====== DATA SHOWN

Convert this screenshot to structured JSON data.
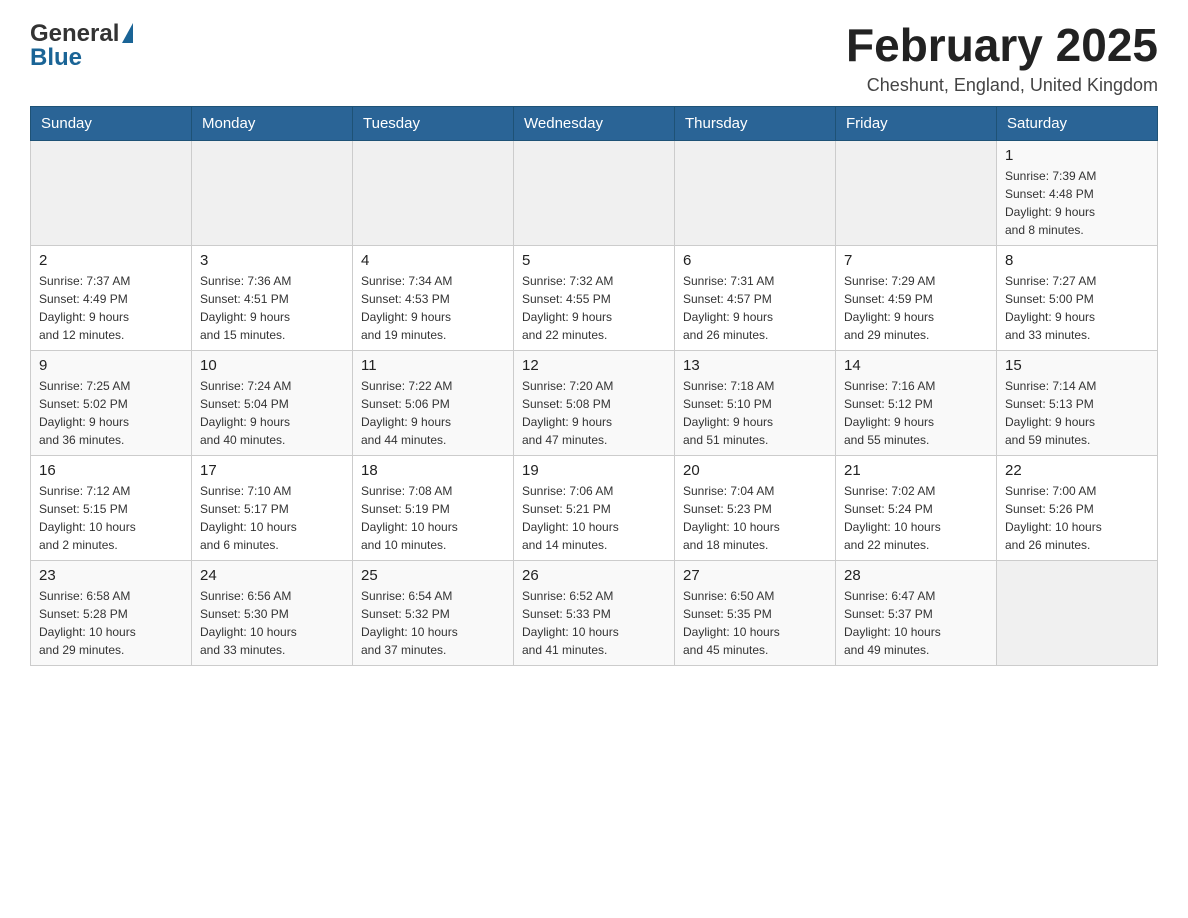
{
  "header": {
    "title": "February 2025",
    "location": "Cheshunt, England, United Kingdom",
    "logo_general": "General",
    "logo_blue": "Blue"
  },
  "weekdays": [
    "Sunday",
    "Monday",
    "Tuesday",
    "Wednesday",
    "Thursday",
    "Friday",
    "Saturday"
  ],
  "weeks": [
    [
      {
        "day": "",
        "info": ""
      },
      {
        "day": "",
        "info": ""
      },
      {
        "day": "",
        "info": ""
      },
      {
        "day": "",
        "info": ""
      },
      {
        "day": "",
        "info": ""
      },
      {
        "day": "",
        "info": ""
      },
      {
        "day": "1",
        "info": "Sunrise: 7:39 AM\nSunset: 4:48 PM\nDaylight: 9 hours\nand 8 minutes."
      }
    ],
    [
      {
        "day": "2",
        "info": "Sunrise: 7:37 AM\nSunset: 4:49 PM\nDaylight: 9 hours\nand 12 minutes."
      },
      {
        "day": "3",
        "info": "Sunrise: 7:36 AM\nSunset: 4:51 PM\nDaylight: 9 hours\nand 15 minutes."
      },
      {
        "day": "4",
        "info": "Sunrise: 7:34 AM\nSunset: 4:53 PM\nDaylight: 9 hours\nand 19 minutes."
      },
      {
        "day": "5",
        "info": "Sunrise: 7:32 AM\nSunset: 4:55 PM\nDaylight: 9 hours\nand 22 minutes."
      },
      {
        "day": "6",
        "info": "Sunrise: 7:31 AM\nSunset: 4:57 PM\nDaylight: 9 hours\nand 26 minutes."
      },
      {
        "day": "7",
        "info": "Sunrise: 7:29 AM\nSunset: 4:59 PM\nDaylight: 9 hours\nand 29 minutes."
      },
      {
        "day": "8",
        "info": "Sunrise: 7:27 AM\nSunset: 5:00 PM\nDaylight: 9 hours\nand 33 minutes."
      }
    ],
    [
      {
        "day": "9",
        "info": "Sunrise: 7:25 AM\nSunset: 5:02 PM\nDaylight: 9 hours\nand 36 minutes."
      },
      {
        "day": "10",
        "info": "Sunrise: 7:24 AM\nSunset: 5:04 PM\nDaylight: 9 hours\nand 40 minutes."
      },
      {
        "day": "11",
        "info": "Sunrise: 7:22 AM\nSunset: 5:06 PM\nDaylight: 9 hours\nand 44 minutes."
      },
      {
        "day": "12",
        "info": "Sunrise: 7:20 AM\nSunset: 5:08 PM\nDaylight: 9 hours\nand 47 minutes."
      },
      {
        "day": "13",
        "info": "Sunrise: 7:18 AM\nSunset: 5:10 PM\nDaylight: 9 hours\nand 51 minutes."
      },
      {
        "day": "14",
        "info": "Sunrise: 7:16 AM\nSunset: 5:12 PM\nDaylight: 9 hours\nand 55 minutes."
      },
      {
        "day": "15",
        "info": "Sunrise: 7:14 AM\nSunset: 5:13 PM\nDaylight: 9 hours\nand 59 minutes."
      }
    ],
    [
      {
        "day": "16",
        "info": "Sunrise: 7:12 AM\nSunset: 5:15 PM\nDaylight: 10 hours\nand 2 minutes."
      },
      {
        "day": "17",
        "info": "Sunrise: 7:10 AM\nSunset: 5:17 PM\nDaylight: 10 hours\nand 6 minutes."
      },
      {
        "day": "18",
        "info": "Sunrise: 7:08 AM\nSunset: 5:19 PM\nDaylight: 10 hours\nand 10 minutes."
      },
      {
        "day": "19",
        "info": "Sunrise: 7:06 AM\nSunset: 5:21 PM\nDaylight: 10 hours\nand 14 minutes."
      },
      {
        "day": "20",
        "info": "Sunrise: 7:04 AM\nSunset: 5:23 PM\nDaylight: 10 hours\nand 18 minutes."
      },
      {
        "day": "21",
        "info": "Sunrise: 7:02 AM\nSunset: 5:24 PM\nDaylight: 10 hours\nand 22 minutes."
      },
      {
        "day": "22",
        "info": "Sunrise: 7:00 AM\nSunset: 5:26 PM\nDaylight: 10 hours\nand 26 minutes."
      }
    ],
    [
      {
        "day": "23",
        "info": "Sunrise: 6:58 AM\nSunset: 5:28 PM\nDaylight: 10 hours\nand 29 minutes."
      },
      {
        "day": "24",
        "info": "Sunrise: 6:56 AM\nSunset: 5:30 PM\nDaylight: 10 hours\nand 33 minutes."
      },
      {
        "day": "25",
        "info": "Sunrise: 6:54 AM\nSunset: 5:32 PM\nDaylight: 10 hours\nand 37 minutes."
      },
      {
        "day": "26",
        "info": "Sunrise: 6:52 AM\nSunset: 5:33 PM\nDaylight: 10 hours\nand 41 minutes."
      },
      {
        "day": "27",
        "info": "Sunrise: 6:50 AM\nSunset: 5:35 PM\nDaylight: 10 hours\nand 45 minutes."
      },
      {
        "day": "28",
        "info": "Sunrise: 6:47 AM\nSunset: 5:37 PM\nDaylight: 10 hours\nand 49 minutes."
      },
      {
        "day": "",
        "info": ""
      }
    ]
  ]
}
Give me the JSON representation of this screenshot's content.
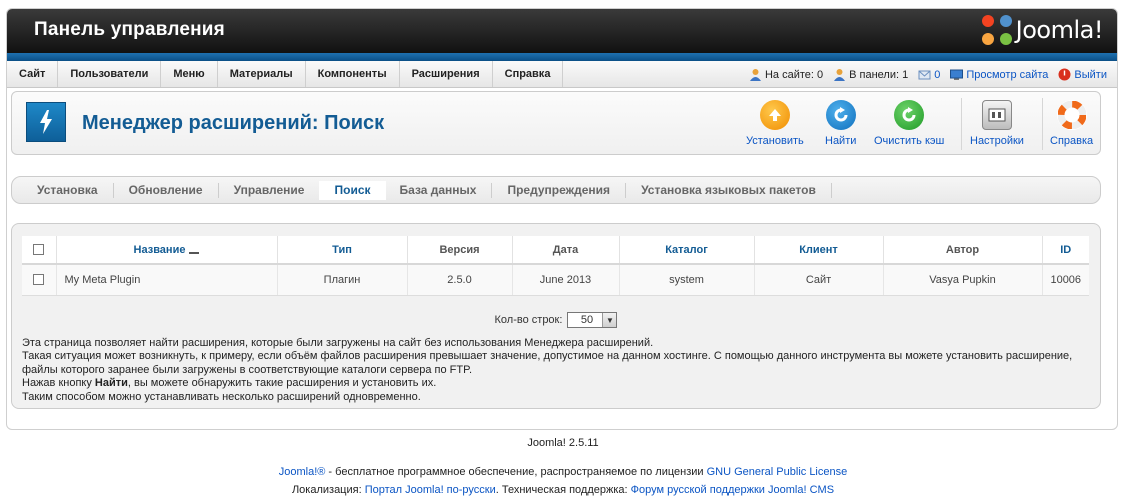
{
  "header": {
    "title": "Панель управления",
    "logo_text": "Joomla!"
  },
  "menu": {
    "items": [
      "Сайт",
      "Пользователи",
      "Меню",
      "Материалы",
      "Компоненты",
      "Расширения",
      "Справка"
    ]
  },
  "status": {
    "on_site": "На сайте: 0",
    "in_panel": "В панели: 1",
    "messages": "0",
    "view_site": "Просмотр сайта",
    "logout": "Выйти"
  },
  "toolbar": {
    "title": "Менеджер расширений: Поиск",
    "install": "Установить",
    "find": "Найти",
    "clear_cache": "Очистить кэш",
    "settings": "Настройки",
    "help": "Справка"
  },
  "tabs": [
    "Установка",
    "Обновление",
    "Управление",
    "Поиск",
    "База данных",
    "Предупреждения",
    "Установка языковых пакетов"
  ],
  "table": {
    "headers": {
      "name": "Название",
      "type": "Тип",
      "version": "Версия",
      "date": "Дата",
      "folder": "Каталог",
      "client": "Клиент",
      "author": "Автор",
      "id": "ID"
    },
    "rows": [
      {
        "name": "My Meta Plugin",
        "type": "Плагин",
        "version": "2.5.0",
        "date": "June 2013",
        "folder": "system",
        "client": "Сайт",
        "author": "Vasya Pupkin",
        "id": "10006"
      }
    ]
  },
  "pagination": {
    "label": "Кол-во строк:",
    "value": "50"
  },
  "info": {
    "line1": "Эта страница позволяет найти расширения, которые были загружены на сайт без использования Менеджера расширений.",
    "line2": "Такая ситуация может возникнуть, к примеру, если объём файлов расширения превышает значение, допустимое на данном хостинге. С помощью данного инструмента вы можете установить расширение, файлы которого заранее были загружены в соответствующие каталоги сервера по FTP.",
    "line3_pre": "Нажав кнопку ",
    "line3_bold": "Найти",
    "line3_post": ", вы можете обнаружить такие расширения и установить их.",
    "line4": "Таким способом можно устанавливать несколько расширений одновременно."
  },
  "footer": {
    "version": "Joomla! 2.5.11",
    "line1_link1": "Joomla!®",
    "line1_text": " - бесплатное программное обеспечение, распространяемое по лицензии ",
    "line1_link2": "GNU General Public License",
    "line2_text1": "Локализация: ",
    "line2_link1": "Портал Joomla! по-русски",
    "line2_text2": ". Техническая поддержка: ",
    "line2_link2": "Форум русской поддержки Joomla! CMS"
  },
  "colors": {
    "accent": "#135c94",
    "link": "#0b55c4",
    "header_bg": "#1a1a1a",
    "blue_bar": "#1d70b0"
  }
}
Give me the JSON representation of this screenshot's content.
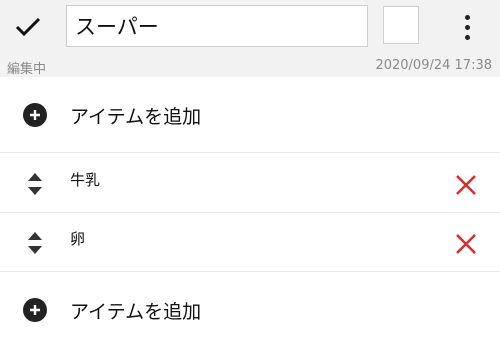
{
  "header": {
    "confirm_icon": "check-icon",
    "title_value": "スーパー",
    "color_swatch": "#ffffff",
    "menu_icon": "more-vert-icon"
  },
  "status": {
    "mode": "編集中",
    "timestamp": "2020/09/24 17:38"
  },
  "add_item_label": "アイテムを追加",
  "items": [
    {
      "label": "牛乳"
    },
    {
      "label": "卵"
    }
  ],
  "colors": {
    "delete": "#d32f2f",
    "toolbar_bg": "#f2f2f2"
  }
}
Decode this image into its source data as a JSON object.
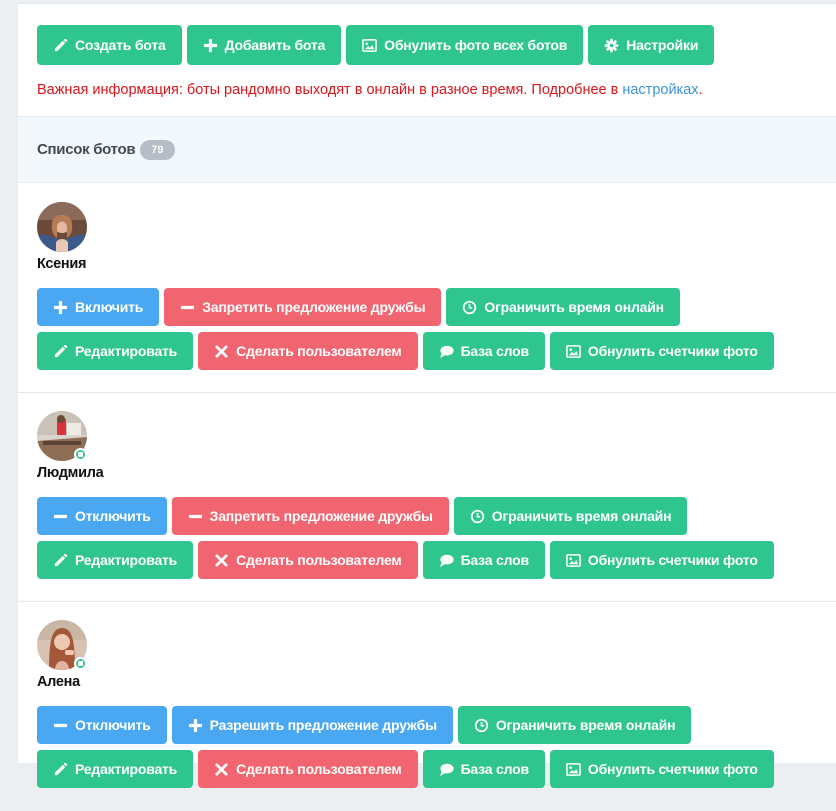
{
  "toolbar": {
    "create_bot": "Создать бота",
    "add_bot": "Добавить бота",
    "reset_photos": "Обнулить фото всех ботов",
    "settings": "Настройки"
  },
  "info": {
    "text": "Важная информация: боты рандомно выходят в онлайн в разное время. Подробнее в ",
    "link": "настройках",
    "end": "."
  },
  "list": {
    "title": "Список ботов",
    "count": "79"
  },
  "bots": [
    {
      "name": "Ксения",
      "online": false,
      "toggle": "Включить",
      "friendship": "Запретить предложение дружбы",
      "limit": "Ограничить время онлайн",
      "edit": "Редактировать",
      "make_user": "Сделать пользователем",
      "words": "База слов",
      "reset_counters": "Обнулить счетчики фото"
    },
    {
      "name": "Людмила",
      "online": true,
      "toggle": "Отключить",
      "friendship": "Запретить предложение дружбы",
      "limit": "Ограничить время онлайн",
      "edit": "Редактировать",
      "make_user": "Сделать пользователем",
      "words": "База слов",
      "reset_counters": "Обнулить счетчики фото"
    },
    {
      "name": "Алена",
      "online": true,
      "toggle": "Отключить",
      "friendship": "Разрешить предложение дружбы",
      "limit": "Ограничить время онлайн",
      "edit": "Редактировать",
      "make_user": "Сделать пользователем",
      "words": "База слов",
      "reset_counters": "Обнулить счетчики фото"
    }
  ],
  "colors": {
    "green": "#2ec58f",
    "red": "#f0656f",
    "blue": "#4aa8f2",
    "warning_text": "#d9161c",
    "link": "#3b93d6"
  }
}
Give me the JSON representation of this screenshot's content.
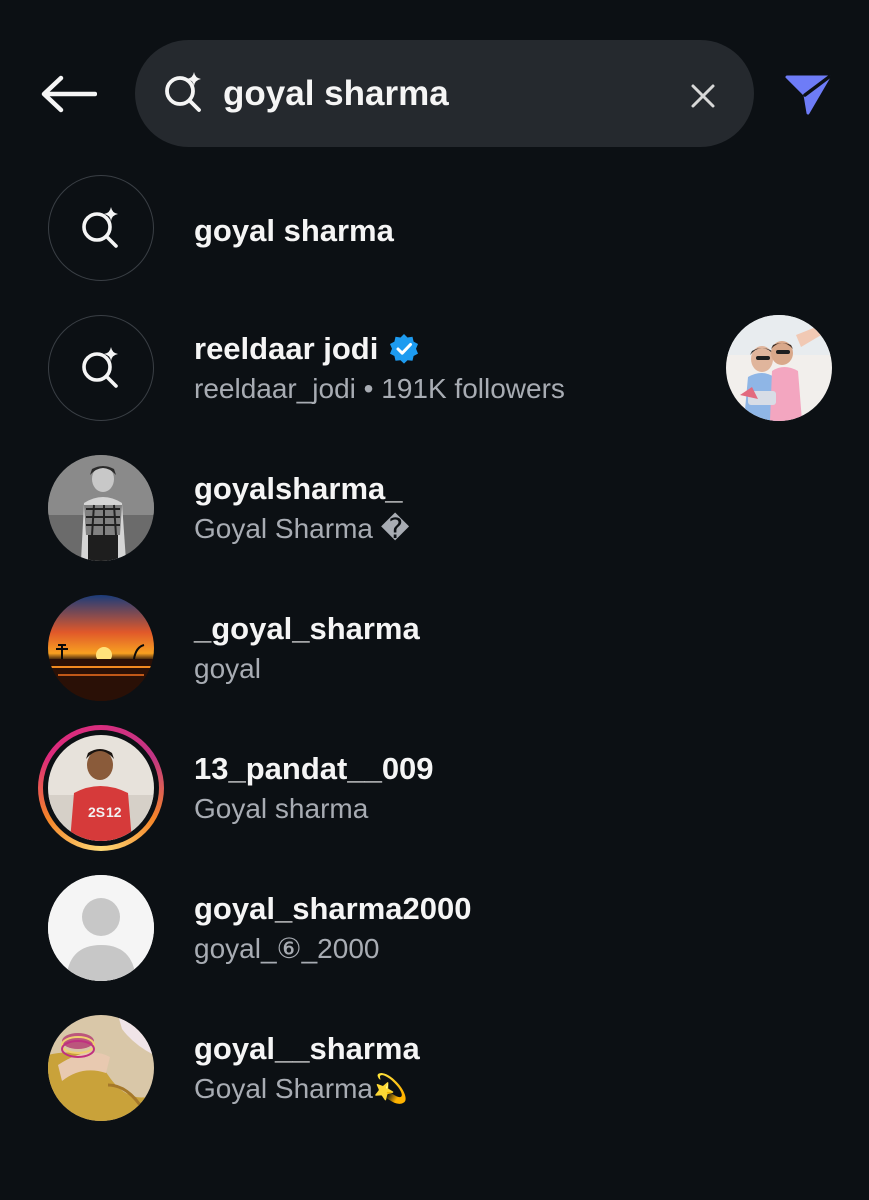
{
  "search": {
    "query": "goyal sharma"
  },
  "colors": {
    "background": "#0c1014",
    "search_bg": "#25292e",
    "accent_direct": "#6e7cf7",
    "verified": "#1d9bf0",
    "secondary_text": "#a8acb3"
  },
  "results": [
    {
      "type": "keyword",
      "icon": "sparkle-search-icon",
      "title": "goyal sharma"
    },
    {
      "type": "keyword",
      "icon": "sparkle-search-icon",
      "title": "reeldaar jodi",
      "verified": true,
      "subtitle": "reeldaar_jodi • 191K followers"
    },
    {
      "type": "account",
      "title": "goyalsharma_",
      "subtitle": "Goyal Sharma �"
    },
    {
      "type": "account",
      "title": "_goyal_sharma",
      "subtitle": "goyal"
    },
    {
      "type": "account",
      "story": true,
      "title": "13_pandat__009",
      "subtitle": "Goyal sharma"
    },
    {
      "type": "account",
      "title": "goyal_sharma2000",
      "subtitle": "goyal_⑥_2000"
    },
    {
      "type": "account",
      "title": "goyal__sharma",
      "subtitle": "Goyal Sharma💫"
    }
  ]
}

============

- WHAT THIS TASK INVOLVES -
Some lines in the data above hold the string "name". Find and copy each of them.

- EXERCISE SOLUTION -
      "name": "Название",
        "name": "My Meta Plugin",
      "name": "Ксения",
      "name": "Людмила",
      "name": "Алена",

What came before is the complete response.